- Type of Retreat—Assessing what you need out of the retreat is important as well. Even though the Lord might have something totally unexpected in store for you, decide if you need a retreat with other people or not. If you feel like it needs to be a personal retreat, do you need a place that offers a guided personal retreats or spiritual direction? If you feel you need a retreat with other people, also look at the theme of a retreat. Just because a retreat is being offered doesn’t mean it is the retreat for you. Ask the Lord to help you know what retreat to attend and where to go.
- Go –There will always be plenty of excuses not to go on retreat. We can come up with the same excuses our youth give, just “grown-up” versions. We are all busy, but once you find the time, place and type of retreat, sign yourself up to go and then follow through. Be aware that just as our youth are often bombarded by last minute discouragements that make them want to drop out, we may be slammed with the same.
Nevertheless, taking an extended time with the Lord apart from our day to day busyness is so good for our relationship with Him. Hear the call of the Lord to “Come away by yourselves to a deserted place and rest a while” (Mark 6: 31). Jesus tells this to the apostles after they had come back from doing ministry. For those of us in ministry, we need to listen to this same call.

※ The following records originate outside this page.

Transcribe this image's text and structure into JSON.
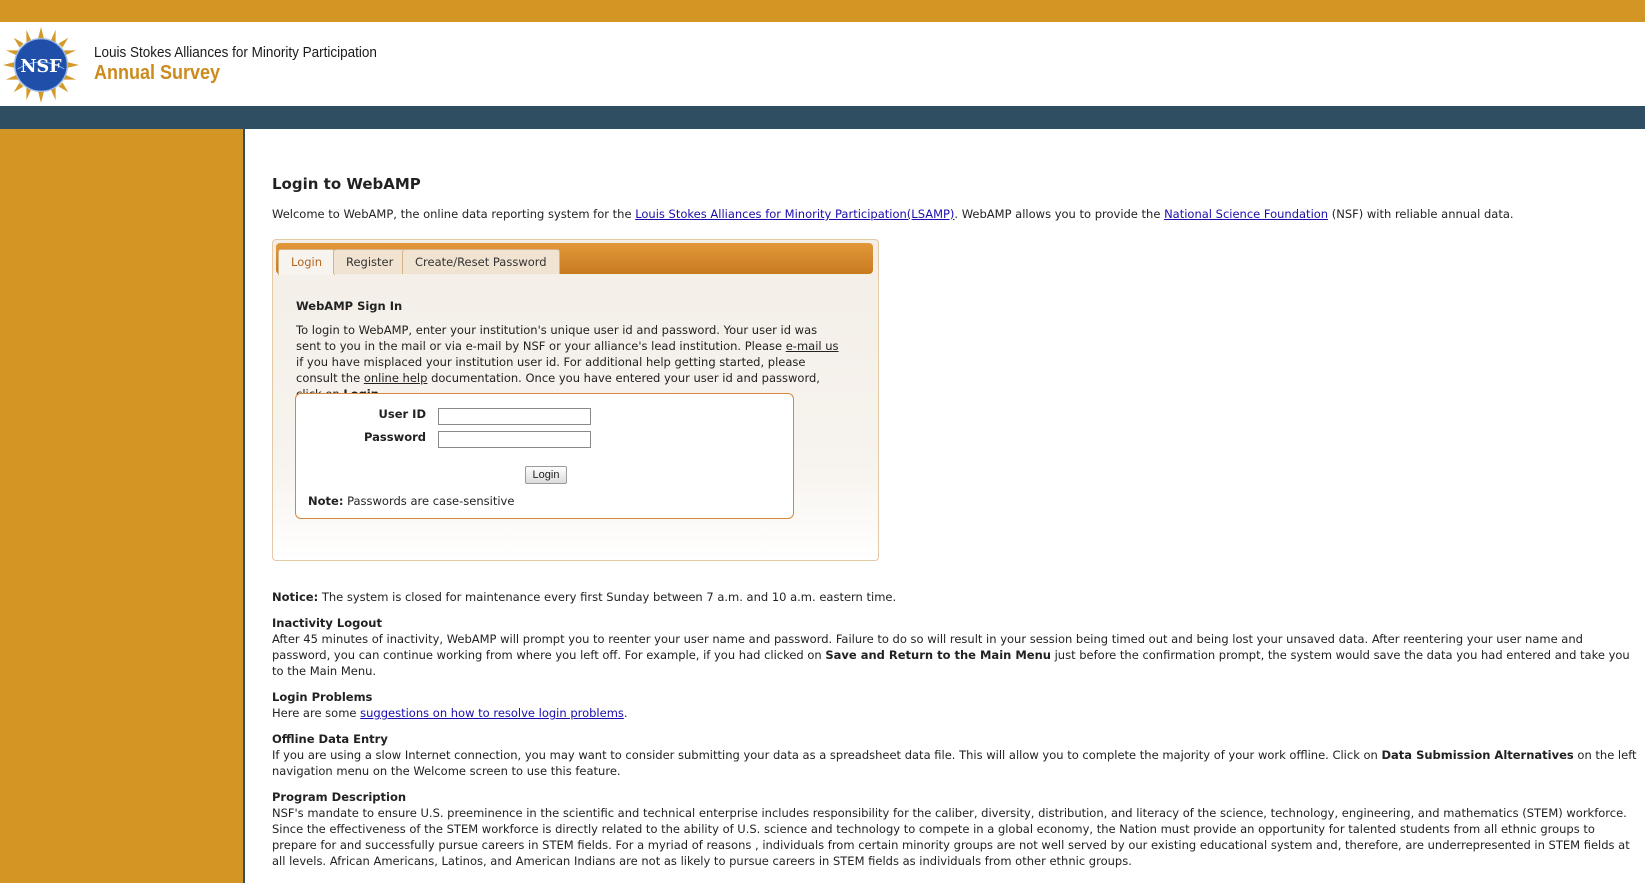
{
  "header": {
    "logo_label": "NSF",
    "title_line1": "Louis Stokes Alliances for Minority Participation",
    "title_line2": "Annual Survey"
  },
  "main": {
    "page_title": "Login to WebAMP",
    "welcome_prefix": "Welcome to WebAMP, the online data reporting system for the ",
    "lsamp_link": "Louis Stokes Alliances for Minority Participation(LSAMP)",
    "welcome_middle": ". WebAMP allows you to provide the ",
    "nsf_link": "National Science Foundation",
    "welcome_suffix": " (NSF) with reliable annual data."
  },
  "tabs": [
    "Login",
    "Register",
    "Create/Reset Password"
  ],
  "signin": {
    "title": "WebAMP Sign In",
    "text_1": "To login to WebAMP, enter your institution's unique user id and password. Your user id was sent to you in the mail or via e-mail by NSF or your alliance's lead institution. Please ",
    "email_link": "e-mail us",
    "text_2": " if you have misplaced your institution user id. For additional help getting started, please consult the ",
    "help_link": "online help",
    "text_3": " documentation. Once you have entered your user id and password, click on ",
    "text_bold": "Login.",
    "user_id_label": "User ID",
    "password_label": "Password",
    "user_id_value": "",
    "password_value": "",
    "login_button": "Login",
    "note_label": "Note:",
    "note_text": " Passwords are case-sensitive"
  },
  "notice": {
    "label": "Notice:",
    "text": " The system is closed for maintenance every first Sunday between 7 a.m. and 10 a.m. eastern time."
  },
  "inactivity": {
    "title": "Inactivity Logout",
    "text_1": "After 45 minutes of inactivity, WebAMP will prompt you to reenter your user name and password. Failure to do so will result in your session being timed out and being lost your unsaved data. After reentering your user name and password, you can continue working from where you left off. For example, if you had clicked on ",
    "bold": "Save and Return to the Main Menu",
    "text_2": " just before the confirmation prompt, the system would save the data you had entered and take you to the Main Menu."
  },
  "login_problems": {
    "title": "Login Problems",
    "prefix": "Here are some ",
    "link": "suggestions on how to resolve login problems",
    "suffix": "."
  },
  "offline": {
    "title": "Offline Data Entry",
    "text_1": "If you are using a slow Internet connection, you may want to consider submitting your data as a spreadsheet data file. This will allow you to complete the majority of your work offline. Click on ",
    "bold": "Data Submission Alternatives",
    "text_2": " on the left navigation menu on the Welcome screen to use this feature."
  },
  "program": {
    "title": "Program Description",
    "text": "NSF's mandate to ensure U.S. preeminence in the scientific and technical enterprise includes responsibility for the caliber, diversity, distribution, and literacy of the science, technology, engineering, and mathematics (STEM) workforce. Since the effectiveness of the STEM workforce is directly related to the ability of U.S. science and technology to compete in a global economy, the Nation must provide an opportunity for talented students from all ethnic groups to prepare for and successfully pursue careers in STEM fields. For a myriad of reasons , individuals from certain minority groups are not well served by our existing educational system and, therefore, are underrepresented in STEM fields at all levels. African Americans, Latinos, and American Indians are not as likely to pursue careers in STEM fields as individuals from other ethnic groups."
  },
  "colors": {
    "gold": "#d39524",
    "navy": "#2f4e62",
    "accent_text": "#cc8b1c"
  }
}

LifeTeen is offering Men’s and Women’s retreats in 2011. Consider joining us for a weekend away.